> [What to work on] From the records below, pull each line that has "Rabindra".

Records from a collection
= = = =

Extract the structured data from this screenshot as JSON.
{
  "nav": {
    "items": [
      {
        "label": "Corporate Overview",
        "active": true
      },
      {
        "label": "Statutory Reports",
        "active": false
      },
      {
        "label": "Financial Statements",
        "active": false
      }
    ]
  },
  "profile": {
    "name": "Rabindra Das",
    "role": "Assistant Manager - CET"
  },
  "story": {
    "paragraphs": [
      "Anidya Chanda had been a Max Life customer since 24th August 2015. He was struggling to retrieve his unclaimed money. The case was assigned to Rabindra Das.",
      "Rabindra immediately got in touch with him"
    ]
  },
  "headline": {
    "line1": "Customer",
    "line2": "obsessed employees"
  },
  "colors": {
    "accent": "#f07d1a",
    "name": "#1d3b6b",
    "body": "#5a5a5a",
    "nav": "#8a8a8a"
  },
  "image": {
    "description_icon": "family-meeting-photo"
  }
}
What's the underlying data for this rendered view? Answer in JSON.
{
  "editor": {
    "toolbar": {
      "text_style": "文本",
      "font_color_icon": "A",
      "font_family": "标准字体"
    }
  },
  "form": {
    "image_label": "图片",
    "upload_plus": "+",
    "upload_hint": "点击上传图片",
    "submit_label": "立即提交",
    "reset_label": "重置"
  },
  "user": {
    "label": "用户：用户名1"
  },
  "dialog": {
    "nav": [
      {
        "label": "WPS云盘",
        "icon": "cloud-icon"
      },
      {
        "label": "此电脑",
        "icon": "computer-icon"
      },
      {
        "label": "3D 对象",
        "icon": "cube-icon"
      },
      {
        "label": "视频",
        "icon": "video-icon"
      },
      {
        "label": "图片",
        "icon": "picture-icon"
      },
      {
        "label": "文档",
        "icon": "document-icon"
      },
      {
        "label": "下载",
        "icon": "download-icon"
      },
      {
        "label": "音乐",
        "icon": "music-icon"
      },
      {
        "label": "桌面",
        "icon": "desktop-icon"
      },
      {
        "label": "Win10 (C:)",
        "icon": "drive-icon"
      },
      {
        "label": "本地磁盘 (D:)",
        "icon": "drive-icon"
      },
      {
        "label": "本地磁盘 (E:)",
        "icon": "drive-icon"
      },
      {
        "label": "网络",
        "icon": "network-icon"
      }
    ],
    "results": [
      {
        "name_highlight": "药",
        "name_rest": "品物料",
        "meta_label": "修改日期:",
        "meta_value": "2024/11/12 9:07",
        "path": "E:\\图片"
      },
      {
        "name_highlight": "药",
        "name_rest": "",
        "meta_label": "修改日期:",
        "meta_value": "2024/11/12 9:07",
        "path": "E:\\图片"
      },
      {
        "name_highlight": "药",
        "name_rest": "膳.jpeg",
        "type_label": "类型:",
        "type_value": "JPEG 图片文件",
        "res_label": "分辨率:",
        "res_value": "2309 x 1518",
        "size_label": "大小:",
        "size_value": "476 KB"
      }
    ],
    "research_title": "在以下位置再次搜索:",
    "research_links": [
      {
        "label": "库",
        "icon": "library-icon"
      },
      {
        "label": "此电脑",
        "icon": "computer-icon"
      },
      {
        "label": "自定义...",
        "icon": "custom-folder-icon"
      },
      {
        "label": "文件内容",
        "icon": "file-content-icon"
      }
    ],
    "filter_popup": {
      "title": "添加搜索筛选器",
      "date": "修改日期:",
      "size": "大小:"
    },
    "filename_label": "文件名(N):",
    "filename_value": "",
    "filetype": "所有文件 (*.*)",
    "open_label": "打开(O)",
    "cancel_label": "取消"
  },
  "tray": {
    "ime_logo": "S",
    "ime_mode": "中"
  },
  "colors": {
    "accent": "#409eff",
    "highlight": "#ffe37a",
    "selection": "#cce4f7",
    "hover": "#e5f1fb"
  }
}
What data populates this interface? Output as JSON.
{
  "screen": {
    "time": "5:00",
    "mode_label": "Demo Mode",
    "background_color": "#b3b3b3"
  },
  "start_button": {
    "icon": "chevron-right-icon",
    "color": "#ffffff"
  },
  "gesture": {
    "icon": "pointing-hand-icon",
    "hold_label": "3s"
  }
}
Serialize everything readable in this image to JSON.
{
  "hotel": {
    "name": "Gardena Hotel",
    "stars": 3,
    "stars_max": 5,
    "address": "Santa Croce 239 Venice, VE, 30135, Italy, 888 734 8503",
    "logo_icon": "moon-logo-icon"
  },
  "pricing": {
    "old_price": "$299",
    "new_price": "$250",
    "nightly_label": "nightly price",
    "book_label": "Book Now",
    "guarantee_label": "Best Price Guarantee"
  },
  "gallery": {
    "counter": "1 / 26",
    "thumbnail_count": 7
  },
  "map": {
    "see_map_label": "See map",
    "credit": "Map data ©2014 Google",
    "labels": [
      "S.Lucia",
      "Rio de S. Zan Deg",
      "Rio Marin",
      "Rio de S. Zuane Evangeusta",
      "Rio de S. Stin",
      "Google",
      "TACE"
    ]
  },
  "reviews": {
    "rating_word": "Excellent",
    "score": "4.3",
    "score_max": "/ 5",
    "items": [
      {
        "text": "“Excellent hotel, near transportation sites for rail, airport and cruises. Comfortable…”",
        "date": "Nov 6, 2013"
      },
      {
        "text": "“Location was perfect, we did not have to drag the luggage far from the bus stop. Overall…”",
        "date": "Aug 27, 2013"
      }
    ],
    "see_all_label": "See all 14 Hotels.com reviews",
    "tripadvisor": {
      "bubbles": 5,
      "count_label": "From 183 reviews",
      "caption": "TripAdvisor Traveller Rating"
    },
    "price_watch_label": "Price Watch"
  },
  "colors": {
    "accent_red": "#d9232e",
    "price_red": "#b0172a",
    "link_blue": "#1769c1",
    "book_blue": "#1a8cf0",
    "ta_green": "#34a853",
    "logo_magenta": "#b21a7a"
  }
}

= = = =

> [Reply to the task]
    "name": "Rabindra Das",
      "Anidya Chanda had been a Max Life customer since 24th August 2015. He was struggling to retrieve his unclaimed money. The case was assigned to Rabindra Das.",
      "Rabindra immediately got in touch with him"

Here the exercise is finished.